- _Problem to solve_: Select the lines of the records containing the word "date" and list them.

(Page and application data records)
◇ ◇ ◇ ◇ ◇ ◇ ◇

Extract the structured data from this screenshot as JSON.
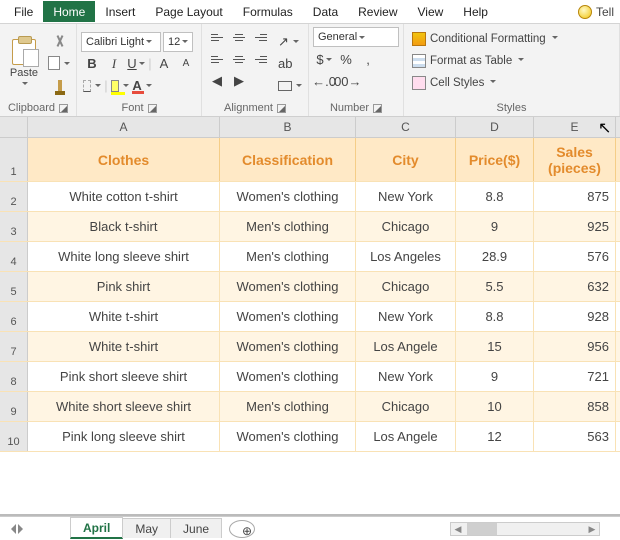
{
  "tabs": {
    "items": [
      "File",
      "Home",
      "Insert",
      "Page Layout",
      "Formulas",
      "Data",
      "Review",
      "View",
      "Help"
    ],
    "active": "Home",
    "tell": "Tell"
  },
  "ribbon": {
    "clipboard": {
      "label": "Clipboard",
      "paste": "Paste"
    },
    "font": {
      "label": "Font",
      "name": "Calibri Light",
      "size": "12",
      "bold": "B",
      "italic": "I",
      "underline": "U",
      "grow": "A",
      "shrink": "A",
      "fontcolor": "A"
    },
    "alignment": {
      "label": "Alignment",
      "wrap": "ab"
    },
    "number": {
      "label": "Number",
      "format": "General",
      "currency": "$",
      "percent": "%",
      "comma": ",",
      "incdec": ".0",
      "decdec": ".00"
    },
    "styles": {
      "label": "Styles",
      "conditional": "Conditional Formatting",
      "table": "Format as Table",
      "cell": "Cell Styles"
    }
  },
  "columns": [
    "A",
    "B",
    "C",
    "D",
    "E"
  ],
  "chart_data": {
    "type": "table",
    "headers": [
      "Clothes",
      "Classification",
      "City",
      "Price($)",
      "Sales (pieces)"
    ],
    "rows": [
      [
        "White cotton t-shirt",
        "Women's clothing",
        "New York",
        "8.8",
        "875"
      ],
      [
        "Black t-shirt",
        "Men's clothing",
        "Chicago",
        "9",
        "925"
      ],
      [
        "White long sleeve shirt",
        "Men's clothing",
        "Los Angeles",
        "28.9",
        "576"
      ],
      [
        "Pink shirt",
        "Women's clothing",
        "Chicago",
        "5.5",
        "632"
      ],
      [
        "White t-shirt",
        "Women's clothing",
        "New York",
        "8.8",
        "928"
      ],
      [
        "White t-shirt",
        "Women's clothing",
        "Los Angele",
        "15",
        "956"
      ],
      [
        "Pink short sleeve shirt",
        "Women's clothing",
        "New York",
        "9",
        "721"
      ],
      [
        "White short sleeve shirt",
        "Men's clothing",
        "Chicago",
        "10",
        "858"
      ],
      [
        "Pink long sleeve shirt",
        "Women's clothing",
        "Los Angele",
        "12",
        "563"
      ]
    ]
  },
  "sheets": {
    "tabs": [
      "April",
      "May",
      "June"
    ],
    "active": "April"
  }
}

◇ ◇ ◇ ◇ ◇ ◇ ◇

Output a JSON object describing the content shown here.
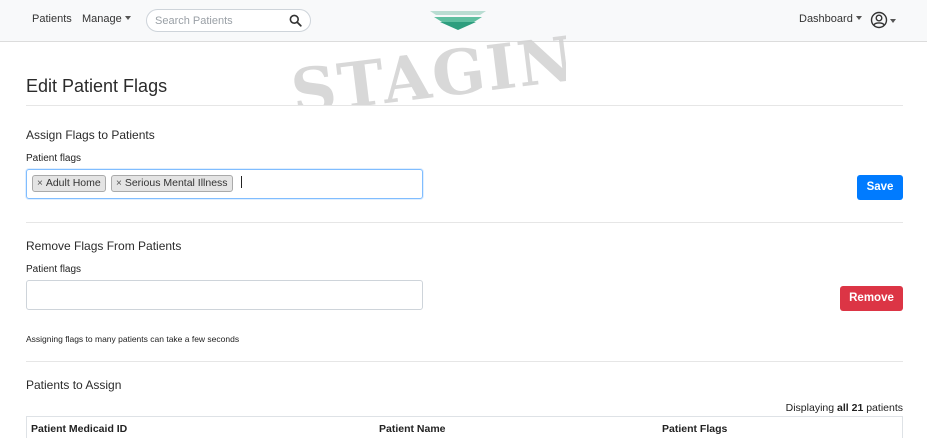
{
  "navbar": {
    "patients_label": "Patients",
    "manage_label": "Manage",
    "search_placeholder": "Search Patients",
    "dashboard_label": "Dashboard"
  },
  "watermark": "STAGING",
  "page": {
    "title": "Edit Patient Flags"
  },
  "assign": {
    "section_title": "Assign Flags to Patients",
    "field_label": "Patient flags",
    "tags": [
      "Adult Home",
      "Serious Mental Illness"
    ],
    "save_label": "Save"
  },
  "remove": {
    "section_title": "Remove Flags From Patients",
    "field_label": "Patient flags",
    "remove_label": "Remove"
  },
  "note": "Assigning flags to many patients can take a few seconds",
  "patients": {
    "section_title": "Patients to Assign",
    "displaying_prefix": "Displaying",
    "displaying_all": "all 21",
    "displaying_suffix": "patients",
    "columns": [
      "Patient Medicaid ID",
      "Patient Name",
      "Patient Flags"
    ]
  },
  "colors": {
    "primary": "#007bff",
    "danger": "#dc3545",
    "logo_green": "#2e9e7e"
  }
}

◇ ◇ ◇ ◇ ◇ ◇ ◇

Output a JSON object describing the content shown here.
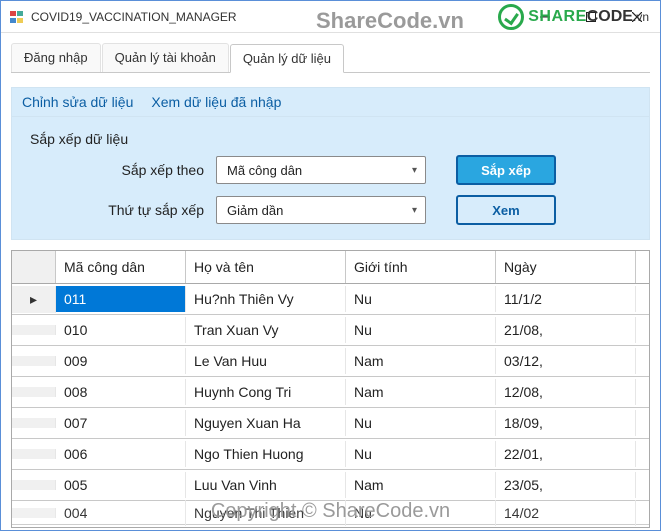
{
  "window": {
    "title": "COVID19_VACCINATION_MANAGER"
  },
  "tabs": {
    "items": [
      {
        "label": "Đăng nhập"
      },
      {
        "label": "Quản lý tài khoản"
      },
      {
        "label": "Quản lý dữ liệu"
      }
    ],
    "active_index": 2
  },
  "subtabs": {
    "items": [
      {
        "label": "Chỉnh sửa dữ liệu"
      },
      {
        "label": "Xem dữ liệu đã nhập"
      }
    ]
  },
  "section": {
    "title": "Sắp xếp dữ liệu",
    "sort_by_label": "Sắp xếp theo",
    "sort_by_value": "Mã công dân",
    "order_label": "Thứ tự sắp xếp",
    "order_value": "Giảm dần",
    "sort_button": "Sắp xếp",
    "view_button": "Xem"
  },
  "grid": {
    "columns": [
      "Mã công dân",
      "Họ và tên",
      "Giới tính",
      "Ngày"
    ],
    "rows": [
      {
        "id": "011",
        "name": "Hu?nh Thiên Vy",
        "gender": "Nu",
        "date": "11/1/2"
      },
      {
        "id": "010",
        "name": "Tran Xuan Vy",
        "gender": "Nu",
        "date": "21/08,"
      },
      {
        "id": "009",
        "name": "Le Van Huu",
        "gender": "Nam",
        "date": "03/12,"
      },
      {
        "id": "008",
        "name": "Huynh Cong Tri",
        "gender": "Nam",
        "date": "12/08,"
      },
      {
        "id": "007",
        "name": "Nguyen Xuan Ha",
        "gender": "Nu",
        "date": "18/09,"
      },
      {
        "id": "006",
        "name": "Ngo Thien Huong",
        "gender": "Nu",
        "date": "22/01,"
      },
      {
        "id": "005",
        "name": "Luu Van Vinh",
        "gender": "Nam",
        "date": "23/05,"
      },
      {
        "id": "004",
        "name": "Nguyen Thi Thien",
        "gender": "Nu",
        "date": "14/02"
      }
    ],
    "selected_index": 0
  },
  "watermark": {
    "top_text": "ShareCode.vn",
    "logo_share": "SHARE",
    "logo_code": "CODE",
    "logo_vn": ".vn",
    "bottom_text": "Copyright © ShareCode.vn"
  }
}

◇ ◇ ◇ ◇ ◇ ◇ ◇

- _Answer to the problem_:
        "date": "11/1/2"
        "date": "21/08,"
        "date": "03/12,"
        "date": "12/08,"
        "date": "18/09,"
        "date": "22/01,"
        "date": "23/05,"
        "date": "14/02"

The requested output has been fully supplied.